Part 1 of a series.
So Thacher Proffitt has finally admitted that it will lay off associates early in 2008. I was in practice in the early 1990s, when the economy was sucking and firms were taking the then-unheard of step of laying off associates. At first (a small history lesson) many firms did not want to admit they were doing badly, and so blamed associate performance. Nice touch. Eventually, associate layoffs became de rigueur.
One lesson I learned then: When one firm publicly starts laying off associates, many more firms are getting ready to do the same. So now is the time for action, so you, rather than the vagaries of law firm politics, can be sailing your ship when the seas get rough.
What action, you ask? Accept that you’re going to get laid off, and plan accordingly.
I can hear the howls. But hear me out.
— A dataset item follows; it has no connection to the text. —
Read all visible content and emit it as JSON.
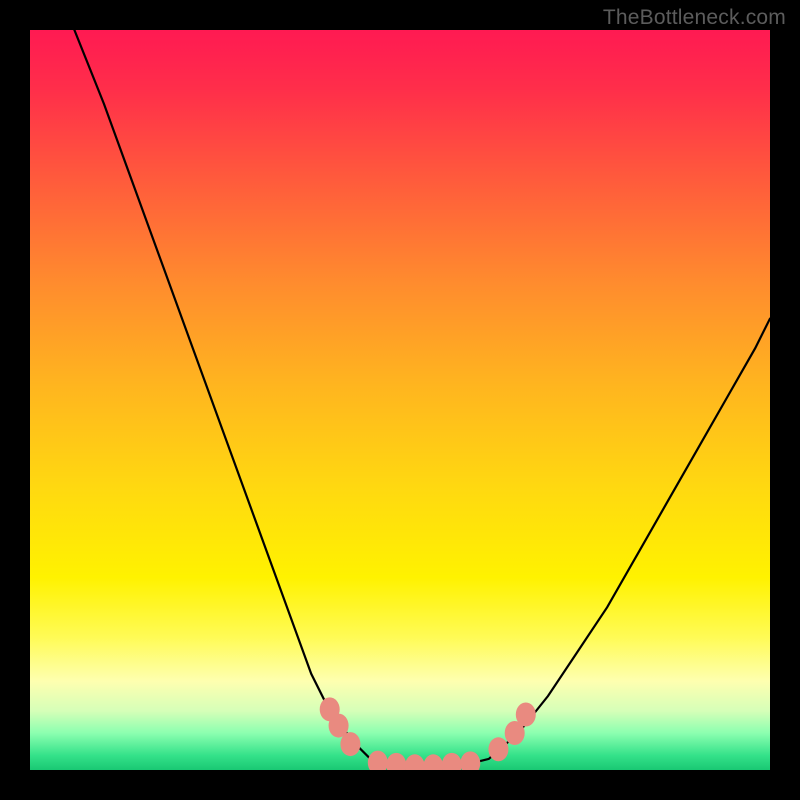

In an uncertain economy, even BigLaw jobs are at risk. Even if you do great work. If you’re in the wrong practice area, i.e., a lagging one such as mortgage credit or even litigation (companies sue less during economic downturns), or if your billables aren’t outrageously beyond 2100, or if some powerful partner just doesn’t like you, or whatever else, you could easily be toast.
Don’t forget, partners lie all the time about how a firm or practice area is doing. Some don’t really know, others do but think that by delaying the bad news, they can somehow turn the situation around. They’re all engaging in some form of delusion, but by the time they have to stop, it’s too late for you. So quit wasting time worrying about whether you might survive a wave of layoffs. You’ve got things to do, and you don’t have the luxury of fretting.
If you’re reading this blog, chances are you want to get out of your current situation. Use the layoff scare to your advantage. Look at your finances and plan to be laid off in February 2008. What would you differently now if you knew it was coming? Then do it.
For example, if you got a raise or big bonus, bully for you. Don’t spend more than 20% of it, if that. Use it instead to pay off debt, or if you’re lucky enough not to have any, sock it away.
You need to plan now for a lower standard of living. If you’re renting, find a cheaper place while your credit is good. Particularly if you are single, you don’t have to live in the best place, just one that is fairly safe and not horribly inconvenient. If you have a mortgage, this probably isn’t a great time to sell, but maybe you could move to a cheaper rental and rent your house. It’s all about creativity, folks.
Next time, we’ll take a look at some more tasks to get yourself layoff-ready.